3 Lewis and Clark were the primary journalists, but others, notably Charles Floyd, John Ordway, and Joseph Whitehouse also recorded the journey. The standard and most authoritative source for all journals is that edited by Gary E. Moulton and a team from the University of Nebraska’s Center for Great Plains Studies, published in 2002. An extensive website provides all the journal entries as well as an abundance of other information about the Lewis and Clark expedition. All journal quotations here are from that website, cited as Nebraska Journals. http://lewisandclarkjournals.unl.edu/.
4 Clark, May 14, 1805. Nebraska Journals. The spelling, grammar, and other characteristics of the journals are quoted without change.

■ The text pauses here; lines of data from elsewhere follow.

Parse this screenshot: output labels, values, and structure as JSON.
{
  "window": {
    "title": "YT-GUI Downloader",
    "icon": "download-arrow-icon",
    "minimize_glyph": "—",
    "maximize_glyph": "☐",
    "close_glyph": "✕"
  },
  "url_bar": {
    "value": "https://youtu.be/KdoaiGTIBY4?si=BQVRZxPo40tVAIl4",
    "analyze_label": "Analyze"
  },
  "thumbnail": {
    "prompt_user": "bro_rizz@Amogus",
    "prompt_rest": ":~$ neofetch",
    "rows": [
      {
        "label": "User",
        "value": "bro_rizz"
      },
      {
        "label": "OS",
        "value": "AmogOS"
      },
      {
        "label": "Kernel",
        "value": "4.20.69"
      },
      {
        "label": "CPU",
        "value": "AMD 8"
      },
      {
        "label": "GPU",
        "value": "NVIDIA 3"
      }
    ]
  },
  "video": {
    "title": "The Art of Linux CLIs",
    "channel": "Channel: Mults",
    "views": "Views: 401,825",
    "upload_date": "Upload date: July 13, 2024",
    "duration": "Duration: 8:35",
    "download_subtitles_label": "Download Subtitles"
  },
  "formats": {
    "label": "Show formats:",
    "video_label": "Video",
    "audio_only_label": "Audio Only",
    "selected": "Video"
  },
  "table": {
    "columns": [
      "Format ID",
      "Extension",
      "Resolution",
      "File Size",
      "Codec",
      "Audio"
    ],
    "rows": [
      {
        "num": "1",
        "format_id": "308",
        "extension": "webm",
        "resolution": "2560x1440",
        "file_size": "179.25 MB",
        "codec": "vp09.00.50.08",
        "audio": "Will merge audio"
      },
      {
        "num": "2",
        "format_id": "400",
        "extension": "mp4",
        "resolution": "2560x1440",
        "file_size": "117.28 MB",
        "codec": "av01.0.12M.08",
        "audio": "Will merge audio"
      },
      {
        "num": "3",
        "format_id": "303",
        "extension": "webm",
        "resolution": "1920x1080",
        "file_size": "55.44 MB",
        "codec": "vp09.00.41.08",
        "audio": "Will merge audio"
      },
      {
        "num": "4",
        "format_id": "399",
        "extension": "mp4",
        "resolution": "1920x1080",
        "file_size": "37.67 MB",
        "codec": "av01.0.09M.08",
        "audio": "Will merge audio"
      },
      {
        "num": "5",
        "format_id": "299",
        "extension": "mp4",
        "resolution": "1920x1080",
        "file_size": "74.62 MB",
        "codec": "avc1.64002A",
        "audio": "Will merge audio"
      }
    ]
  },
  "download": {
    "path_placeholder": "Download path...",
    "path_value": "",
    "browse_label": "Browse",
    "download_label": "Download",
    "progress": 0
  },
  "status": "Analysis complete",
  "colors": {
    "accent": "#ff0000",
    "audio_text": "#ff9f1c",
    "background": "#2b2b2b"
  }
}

5 Lewis, August 8, 1805. Nebraska Journals.
6 Clark, August 17, 1805. Nebraska Journals.
7 Lewis, August 17, 1805. Nebraska Journals.
8 Lewis, October 13, 1805. Nebraska Journals.
9 Clark, July 6, 1806. Nebraska Journals.
10 Clark, September 23, 1806. Nebraska Journals.
11 Ordway, September 23, 1806. Nebraska Journals.
12 When the caption for this painting mentions “4,000 miles to the Pacific,” it might suggest that this scene is on the journey west and not the return.
13 For a history of the imagery of Sacagawea, see the series of four articles on the website of the Chief Washakie Foundation by Brian W. Dippie, “Sacagawea Imagery.” http://www.windriverhistory.org/exhibits/sacajawea/sac01.htm.
14 The Cooper sculpture is in Washington Park in Portland, Oregon. Dippie, part 1. Dallin (1890-1966) taught art at Arlington, Massachusetts, and it is nearly certain that Wyeth would have been well acquainted with his sculpture. For a brief discussion of Dallin and other sculptors’ depictions of Sacagawea, see Dippie, part 3. The watercolor by Russell (1864-1926) is reproduced and discussed in Dippie, part 2.
15 Dippie, part 3.